We’d rush to piano lessons or a baseball diamond with me still rewriting the story in my head. And I know more than once I told myself I’d stop once the rice pot came to a boil, but instead the rice would burn and finally I would say, “Okay, okay, Mommy’s back”, and I would return to all that family and household management. And so the years went by until the kids started to leave. Zoë, the oldest, went off to university when I was just forty-three, the age some women have babies at now. Cole and Hudson soon followed their big sister with ambitious travel and school plans. Lily was just seventeen when she finished high school so we naturally assumed that we’d have a kid in the house for a while.
Our kids are close, tight knit, a little band of connected individuals. That makes me happy. Proud even. But Lily felt so close to her siblings that when three of them wound up on the west coast, Cole and Zoë sharing a house while attending two different universities, and Hudson a ferry ride away, Lily decided she belonged on the coast too… and so the nest emptied just like that. It wasn’t exactly a smooth transition and more than one of those kids had us all on high alert from time to time making their way in the wide, wide world. Still most of the interruptions and interferences to writing became of my own making . Yet at times like these, with school bells part of the distant past, and kids on work paths and in their own homes and apartments, I miss working amongst the chaos of their noisy lives.
Staring out at the autumn colours in my back yard, I’m amazed at the deep pink and violet sweetpeas still clinging to the tall vines. I think again of the wise older neighbor two doors down, who told me when I was blue about my kids leaving that they would come back. I doubted her words, but in fact they have all four returned to perch here now and again. Lily, the most travelled, spend this summer, caring for the house and yard while I was away at our cottage. Turns out she has quite a green thumb and was more diligent about watering and weeding then I ever was. I returned in September to share time with her and a garden that was still showy with the blossoms from her organized efforts. During the weeks when we were all here Lily would often come home after we went to bed, and leave for work before we were up, but on some level, through our slumber her dad and I were aware of those sounds of a young adult with us again.

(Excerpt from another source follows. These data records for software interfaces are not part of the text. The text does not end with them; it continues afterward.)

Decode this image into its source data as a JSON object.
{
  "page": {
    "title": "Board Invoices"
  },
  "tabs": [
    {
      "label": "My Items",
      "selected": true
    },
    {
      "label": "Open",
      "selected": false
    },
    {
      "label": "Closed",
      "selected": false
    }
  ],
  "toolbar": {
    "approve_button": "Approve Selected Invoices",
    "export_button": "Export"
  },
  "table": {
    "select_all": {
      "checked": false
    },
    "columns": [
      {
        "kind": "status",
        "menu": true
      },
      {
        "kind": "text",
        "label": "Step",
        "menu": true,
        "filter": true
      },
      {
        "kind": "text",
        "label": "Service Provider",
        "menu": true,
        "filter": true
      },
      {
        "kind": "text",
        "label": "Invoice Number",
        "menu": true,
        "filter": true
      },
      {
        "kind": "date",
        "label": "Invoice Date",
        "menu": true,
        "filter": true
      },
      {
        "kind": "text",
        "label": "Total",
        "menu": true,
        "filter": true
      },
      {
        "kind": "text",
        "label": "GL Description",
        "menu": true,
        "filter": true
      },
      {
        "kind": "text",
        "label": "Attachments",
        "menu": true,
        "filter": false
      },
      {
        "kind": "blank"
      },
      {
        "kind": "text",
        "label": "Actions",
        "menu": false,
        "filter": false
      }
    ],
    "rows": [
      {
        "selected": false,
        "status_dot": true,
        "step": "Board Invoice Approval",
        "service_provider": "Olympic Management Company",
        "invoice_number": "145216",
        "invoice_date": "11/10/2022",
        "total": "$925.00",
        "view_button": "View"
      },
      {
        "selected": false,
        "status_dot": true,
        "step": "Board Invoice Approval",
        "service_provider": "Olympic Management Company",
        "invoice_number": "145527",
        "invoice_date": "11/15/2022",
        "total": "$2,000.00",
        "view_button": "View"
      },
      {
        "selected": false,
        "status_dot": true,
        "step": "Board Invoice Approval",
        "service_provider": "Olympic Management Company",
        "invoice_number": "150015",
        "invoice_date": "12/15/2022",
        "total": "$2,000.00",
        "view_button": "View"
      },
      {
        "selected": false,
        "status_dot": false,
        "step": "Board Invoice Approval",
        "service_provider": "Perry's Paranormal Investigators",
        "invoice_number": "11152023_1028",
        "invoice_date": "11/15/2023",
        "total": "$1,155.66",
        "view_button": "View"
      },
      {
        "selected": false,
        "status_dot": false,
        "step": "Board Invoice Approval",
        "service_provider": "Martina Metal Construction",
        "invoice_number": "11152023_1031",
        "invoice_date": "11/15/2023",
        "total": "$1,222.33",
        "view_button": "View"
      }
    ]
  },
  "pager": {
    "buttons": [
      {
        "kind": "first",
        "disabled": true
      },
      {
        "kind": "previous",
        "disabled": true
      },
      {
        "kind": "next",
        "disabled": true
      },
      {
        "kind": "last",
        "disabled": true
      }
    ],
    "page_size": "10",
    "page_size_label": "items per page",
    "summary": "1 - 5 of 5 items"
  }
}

With the wonders of technology I already know that Lily’s walking through a neighborhood in London, England today. She’s carrying on with her life and I’m carrying on with mine. I watch a little sparrow land in the golden leaves of the apple tree and fly off down the lane and feel just a little melancholy. It will be their dad and I again, passing the winter evenings together, eating our late night popcorn alone. Before we fall asleep we’ll imagine each kid in their place, including our Lily, home for a while and now far away. I am now the neighbor woman that tells you – don’t be too blue – they do come home to perch. xo
To read further tales of Candace Allan’s go to http://www.amazon.com/Text-Me-Love-Mom-Girls/dp/1771800712